  • WHAT IT MEANS: Scientists have known that genetic factors play a role in determining a person’s vulnerability to substance abuse. The findings of this study identify specific regions of the human genome that may be involved, narrowing the search for genes that make a person more or less susceptible to addiction. Identifying these genes will shed light on the mechanisms of addiction and may make it possible to target treatments and prevention efforts to those individuals most likely to benefit.

The study by Dr. George Uhl, Dr. Qing-Rong (Tim) Liu, Ms. Donna Walther, and Ms. Judith Hess of the NIDA Intramural Research Program, and Dr. Daniel Naiman of the Johns Hopkins University appears in the December issue of the American Journal of Human Genetics.

Newly Discovered Receptor May Be Important In the Development of Antipsychostimulant Medications

Scientists at the Oregon Health and Science University have discovered and characterized a receptor for trace amines that may be instrumental in developing new antipsychostimulant medications.

The investigators characterized a G-protein-coupled receptor called trace amine receptor (TAR) which stimulates the production of cAMP when exposed to the trace amines tyramine, tryptamine, octopamine, and para-tyramine. This latter substance is structurally and functionally related to amphetamines.

Although TAR is found in humans, the scientists used rats to demonstrate that beta-PEA for beta-phenylethylamine, a substituted amphetamine that represents a class of hallucinogens that include mescaline, MDMA (known on the street as “ecstasy”), and MDA, is the substance that most increased the receptivity of TAR. This finding suggests that the effects of amphetamines may be mediated in part by the TAR receptor.

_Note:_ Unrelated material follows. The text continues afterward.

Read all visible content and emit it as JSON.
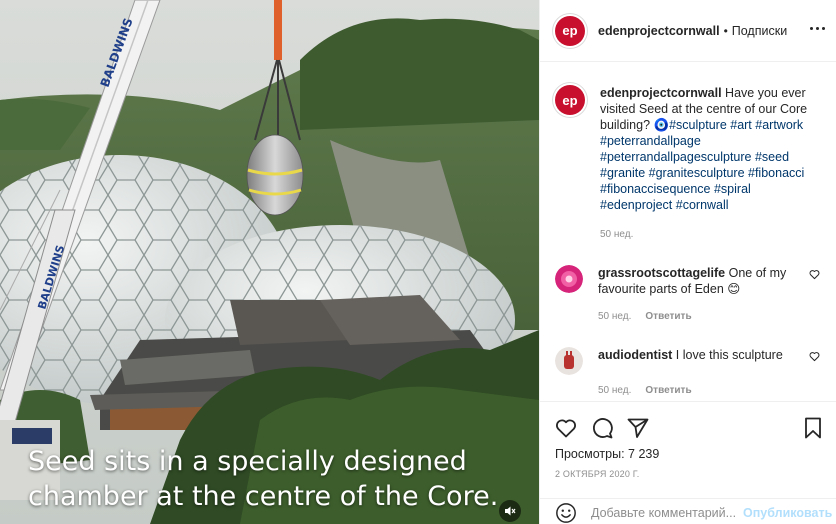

  • WHAT IT MEANS: The results of this study indicate that the activation of TAR may be responsible for some of the psychological effects of psychostimulants; therefore, TAR may represent an important new target for the development of anti-psychostimulant medications.

A research team headed by Dr. David K. Grandy and including James R. Bunzow, and Drs. Susan Amara and Mark Sonders published the study in the December 2001 issue of Molecular Pharmacology.